Mainstream opinion of an ironic definition
By Cazzy Lewchuk, Staff Writer
The definition of a hipster according to the Merriam-Webster dictionary is “a person who follows the latest styles, fashions, etc.” A typical person’s mental picture of a hipster will probably be something quite different, since hipster stereotypes suggest that they despise contemporary fashion and other mainstream things. Still, an exact definition is hard to come by. Everyone would probably say something different, so the question remains: what is a hipster?
The history of the word is just as different as its current meaning. It dates back to the 1940s and was used to describe white youths who wanted to be like the black jazz musicians they were fans of. The slang “hip” meant “in the know,” and was later used for the hippies of the 1960s. Although hipsters may share some traits with the flower children, they’re clearly a different type of people. In the 1990s, the modern hipster as we know it today began to evolve. Elaine on Seinfeld called quirky yuppie Kramer a “hipster doofus” more than once. Finally, in the 2000s, popular media began to recognize a hipster in the sense most would think of it.
General hipster qualities agreed upon include a love for indie music, anything retro, irony, big glasses, fedoras, Apple products, and skinny jeans, as well as disdain for anything mainstream. However, one must be careful when labelling someone a hipster based solely on these traits. If wearing skinny jeans and carrying an iPhone alone make you a hipster, over half the students at any school would be considered hipsters
Another distinction comes from the hipster community itself. A common stereotype is that hipsters resent being called hipsters—probably to preserve their belief that their interests aren’t influenced by a social image. Of course, those who aren’t hipsters would probably resent being called one too. Then there’s the question of whether self-identifying as a hipster would make one more or less of a hipster. Is it an always true fact that one would never admit to being a true hipster? Or have some chosen to embrace the identity?
The general textbook and ageless definition for a hipster is someone who embraces very new cultural fads, becoming a trendsetter. However, this is quite unsatisfactory for those who wish to know more about hipster culture.

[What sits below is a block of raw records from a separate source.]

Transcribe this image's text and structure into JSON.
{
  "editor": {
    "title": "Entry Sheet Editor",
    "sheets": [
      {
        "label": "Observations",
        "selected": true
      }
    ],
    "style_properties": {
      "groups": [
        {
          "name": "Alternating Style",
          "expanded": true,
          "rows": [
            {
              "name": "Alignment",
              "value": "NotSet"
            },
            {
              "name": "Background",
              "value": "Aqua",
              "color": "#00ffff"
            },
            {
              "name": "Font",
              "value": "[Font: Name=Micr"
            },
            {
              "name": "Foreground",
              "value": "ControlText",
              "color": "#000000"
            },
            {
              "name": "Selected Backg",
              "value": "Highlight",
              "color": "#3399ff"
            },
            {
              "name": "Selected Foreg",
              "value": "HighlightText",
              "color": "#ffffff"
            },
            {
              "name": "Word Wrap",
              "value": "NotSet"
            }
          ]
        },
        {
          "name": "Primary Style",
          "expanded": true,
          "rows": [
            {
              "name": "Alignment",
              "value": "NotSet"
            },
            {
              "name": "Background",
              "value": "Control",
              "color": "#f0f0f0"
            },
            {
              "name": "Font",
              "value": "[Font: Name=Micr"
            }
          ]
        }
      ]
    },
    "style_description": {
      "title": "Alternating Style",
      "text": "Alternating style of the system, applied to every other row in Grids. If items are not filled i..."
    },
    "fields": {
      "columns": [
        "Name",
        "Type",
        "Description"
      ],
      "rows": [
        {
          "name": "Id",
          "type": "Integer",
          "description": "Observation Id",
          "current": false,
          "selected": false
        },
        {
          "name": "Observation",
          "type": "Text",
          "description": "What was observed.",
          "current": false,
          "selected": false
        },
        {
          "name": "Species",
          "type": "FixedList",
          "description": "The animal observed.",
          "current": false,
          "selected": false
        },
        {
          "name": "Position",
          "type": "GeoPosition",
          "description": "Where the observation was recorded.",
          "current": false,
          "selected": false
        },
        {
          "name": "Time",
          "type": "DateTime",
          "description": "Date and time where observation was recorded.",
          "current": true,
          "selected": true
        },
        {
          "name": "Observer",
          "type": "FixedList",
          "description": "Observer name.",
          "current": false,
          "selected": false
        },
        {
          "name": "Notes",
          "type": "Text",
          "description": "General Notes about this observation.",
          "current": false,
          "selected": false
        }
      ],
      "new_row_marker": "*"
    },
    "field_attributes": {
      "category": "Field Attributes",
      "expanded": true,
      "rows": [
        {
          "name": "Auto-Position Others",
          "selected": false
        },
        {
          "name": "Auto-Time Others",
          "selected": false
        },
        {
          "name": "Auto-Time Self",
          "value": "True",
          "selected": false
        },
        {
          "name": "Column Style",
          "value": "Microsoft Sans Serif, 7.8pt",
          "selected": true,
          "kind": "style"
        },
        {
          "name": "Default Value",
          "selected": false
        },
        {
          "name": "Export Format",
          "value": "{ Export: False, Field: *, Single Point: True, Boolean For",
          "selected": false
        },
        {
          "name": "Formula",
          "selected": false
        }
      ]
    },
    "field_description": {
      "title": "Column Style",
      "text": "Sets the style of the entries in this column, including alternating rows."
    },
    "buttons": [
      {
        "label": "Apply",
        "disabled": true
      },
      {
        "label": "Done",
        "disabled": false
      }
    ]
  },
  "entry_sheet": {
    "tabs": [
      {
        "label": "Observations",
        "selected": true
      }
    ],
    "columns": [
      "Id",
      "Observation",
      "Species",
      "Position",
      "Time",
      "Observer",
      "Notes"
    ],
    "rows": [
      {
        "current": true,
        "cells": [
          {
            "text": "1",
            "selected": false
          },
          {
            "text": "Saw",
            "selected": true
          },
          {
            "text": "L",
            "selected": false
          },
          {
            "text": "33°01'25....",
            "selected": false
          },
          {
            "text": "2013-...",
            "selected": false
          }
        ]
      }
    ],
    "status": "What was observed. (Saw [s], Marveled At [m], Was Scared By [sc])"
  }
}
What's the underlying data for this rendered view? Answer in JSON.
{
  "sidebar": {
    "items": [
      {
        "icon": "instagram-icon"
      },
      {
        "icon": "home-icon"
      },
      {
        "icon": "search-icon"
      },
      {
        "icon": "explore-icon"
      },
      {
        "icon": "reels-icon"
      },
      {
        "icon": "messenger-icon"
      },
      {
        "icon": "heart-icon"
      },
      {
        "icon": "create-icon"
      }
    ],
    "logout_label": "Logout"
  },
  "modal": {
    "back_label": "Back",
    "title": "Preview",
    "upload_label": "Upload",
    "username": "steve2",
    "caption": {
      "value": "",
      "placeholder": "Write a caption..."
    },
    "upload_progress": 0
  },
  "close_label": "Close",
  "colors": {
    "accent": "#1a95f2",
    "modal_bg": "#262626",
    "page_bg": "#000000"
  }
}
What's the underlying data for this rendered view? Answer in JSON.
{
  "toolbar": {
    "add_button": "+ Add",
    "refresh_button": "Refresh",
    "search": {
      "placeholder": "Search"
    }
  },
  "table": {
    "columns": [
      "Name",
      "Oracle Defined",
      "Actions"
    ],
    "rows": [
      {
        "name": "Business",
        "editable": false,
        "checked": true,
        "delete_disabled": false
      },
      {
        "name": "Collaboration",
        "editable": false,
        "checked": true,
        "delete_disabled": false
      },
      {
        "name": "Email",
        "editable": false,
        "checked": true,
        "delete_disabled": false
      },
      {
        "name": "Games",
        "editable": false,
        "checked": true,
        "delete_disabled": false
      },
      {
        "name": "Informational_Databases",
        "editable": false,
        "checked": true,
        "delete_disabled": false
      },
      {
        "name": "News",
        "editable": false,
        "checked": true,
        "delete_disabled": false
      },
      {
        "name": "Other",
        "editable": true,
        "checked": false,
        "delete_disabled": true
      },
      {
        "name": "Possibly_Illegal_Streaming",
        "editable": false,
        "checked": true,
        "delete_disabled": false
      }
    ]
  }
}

Would a true hipster never wear the same clothes people in mainstream culture wear, even if the hipsters wore it before they did? It seems the definition debate will rage on.